Our last dive site was Cousins Rock and it was a nice way to say goodbye to the Galapagos; a large Sealion mother and her pups playing with us for the majority of the dive. She came right up to us and just sat in front of us looking at us, checking us out to make sure we were harmless and giving her pups the go ahead to play. I knew I would really miss them.
We also got to do some land tours as part of our liveaboard experience, and see the gorgeous Giant tortoises, the Charles Darwin station and the amazing lava tubes that had been carved out by running lava through the islands.
Watching an animal that exceeds one hundred and fifty years in age is crazy, trying to imagine what things they must have witnessed in their lives. We were lucky to see quite a few moving and feeding as they can refrain from eating for months and not move at all.
The service on the liveaboard was top notch and we all want to go again. For the most part the water is not that cold and a 7mm with vest and hood will suffice, but drysuits if you have them are the way to go.
There is current, three to four knots on average and we were told it can get stronger than that, but there are plenty of posies amongst the rock to shelter in and you are never swimming against the current you are always drifting.

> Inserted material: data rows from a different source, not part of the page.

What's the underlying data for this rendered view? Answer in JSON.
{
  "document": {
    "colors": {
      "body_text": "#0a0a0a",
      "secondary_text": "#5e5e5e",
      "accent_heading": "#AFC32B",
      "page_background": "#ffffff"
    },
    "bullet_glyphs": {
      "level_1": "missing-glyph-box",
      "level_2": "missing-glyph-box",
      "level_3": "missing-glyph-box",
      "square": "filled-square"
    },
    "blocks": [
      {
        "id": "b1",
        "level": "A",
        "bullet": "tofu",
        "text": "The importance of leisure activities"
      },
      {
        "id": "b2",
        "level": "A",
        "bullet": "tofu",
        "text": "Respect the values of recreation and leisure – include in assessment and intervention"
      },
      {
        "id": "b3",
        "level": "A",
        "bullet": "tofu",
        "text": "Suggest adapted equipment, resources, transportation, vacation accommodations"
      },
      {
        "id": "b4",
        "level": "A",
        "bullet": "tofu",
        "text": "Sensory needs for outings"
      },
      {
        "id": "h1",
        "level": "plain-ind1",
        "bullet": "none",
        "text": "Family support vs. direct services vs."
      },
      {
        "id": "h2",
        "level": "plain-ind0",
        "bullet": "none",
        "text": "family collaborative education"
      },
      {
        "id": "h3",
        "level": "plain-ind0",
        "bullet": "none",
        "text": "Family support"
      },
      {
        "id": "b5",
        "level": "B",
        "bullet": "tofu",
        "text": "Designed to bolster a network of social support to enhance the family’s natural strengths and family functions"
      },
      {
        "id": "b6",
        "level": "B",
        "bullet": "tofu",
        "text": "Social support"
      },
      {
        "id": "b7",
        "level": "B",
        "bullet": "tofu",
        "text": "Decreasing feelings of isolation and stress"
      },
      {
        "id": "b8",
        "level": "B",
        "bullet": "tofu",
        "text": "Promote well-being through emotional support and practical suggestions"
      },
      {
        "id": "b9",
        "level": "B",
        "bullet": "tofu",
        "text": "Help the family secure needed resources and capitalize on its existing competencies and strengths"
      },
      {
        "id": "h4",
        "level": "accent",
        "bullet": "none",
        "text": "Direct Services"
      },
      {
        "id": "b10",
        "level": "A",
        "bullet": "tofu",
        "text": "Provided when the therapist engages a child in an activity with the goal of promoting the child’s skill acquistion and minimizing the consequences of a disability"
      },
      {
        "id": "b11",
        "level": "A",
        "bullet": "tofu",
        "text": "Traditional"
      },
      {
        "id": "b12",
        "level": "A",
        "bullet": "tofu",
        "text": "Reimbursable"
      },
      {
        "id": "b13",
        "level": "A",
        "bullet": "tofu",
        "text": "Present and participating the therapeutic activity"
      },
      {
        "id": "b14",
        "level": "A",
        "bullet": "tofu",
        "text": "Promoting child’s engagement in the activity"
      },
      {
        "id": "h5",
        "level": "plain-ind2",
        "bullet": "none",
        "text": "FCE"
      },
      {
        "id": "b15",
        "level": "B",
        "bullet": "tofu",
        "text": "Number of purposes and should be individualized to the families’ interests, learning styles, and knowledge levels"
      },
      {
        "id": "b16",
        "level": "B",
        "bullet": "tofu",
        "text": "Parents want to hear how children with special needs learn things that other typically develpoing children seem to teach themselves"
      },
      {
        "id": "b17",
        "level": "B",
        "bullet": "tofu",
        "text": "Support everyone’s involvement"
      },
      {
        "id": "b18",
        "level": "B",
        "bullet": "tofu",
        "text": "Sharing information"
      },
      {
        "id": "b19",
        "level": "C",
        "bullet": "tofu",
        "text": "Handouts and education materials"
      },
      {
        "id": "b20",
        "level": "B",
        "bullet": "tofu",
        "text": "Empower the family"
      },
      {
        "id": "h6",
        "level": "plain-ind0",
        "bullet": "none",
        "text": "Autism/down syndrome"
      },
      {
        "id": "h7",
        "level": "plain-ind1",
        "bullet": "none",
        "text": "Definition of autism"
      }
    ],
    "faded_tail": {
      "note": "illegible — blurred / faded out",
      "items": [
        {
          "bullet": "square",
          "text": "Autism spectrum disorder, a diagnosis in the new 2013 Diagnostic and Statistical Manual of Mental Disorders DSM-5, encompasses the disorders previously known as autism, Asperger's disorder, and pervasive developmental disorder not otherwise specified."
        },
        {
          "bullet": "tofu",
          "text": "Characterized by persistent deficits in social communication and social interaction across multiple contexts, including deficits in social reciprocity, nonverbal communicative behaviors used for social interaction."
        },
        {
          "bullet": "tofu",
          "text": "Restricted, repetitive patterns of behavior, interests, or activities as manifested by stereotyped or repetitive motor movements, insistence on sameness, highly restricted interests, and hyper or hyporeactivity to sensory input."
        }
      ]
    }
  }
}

I dived Sidemount and wore my tanks from the liveaboard down into the tender, there was enough room and It was not a problem. I did a negative entry with my camera in hand, this was also no problem for me, nor for the other divers with cameras.
For the most part diving in currents was fun, especially when we let go of the rocks and zoomed through three hundred Hammerheads. That was epic! I did lose about 5kg on the trip which I’m not complaining about. Mostly this was because of the equipment I was lugging around on land and in the water, the exertion of filming with one hand on many instances and holding a rock in a current with the other was a great workout.
Galapagos does not disappoint at all, in fact even with the highest of expectations you will be blown away by the life there. Everywhere you look there is always something going on, whether its hundreds of Blue Footed Boobies dive bombing fish out at sea, or Silky sharks behind the boat at night, or a Fin Whale passing on by as you eat your breakfast…Galapagos is a place I’ll always have close to my heart and one I will definitely be returning to.
Trip video above.